- Center for Religion and Civic Culture. CRCC and its Interdiscipinary Research Group sponsors seminars, lectures, and graduate fellowships for projects related to religion.
- Center for Feminist Research. An independent research center, CFR sponsors seminars, lectures, and graduate funding for work on gender. History students may also opt to complete a Gender Studies Graduate Certificate as part of their course work in History.
- Early Modern Studies Institute. A joint venture of USC and the Huntington Library, EMSI supports research and scholarship on the premodern world. The Institute’s range is global, and although its dates run from 1450 to 1850, its programs regularly reach back to accommodate comfortably the last centuries of the Middle Ages.
- Los Angeles Area Resources. USC students take advantage of such local resources as the Huntington Library, with its premier collection of late medieval and early modern sources; the Clark Library, and the Getty Research Institute.

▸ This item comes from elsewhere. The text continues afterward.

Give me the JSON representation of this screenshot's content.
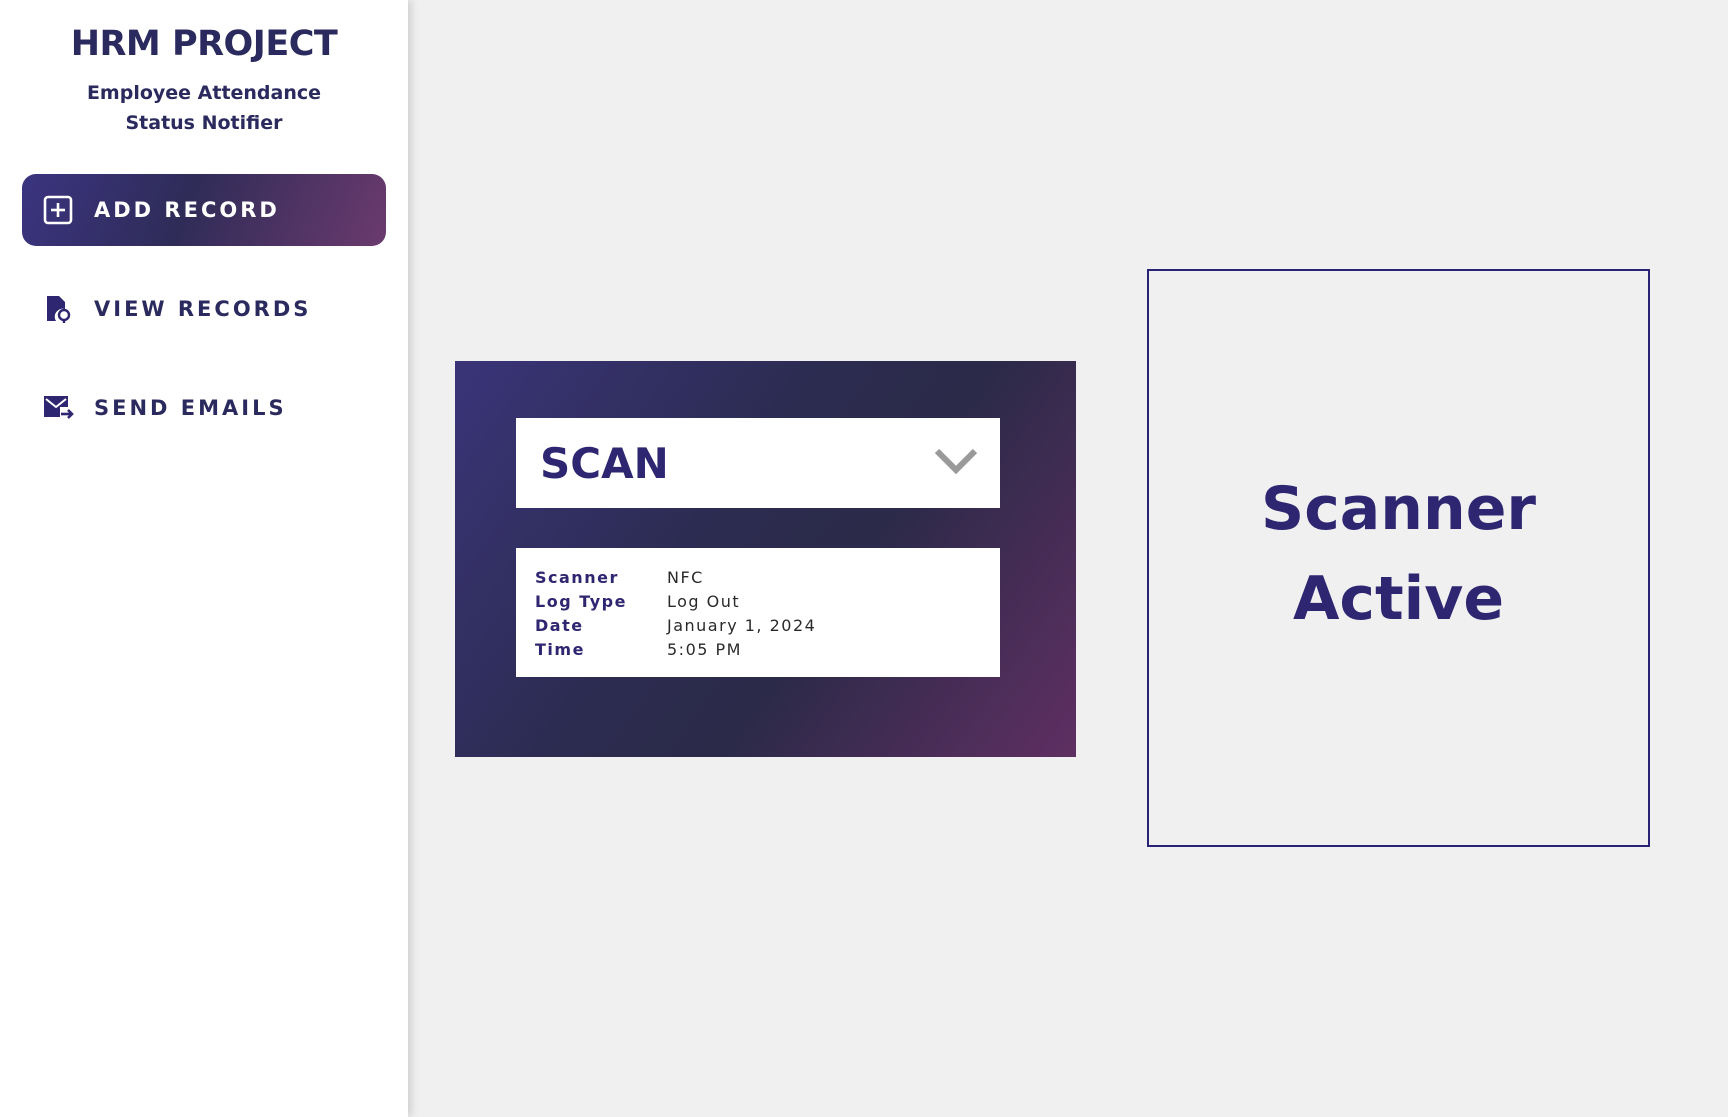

Our sister institution UCLA offers our students not only additional courses (in, say, the Irish language or Byzantine history) but also participation in its Center for Medieval and Renaissance Studies. The Huntington Medieval Seminar meets three times a year, gathering faculty and graduate students from all California campuses for presentations of works in progress.
FINANCIAL SUPPORT. Most graduate students are supported by a 5-year package of funding, and we work hard to ensure that our students get funding beyond that, especially the external funding that is so critical in getting to archives (and also in building a professional profile).
CURRICULUM. Each fall, the faculty offer either History 505 (Studies in Early Medieval History) or 506 (Studies in Later Medieval History). These core courses ground graduate students in the field, and they can be repeated (thus, for example, a student can take History 505 with Professor Glenn and then repeat later with Professor Bitel). Each spring, one member of the graduate faculty usually offers a specific, topical version of History 605 (Seminar in Medieval European History). These seminars may also be repeated. This sequence of 505/506 and 605 forms the core curriculum for medieval graduate students; each student builds an individual program from this core. These individual programs must, of course, conform to the general Graduate Curriculum.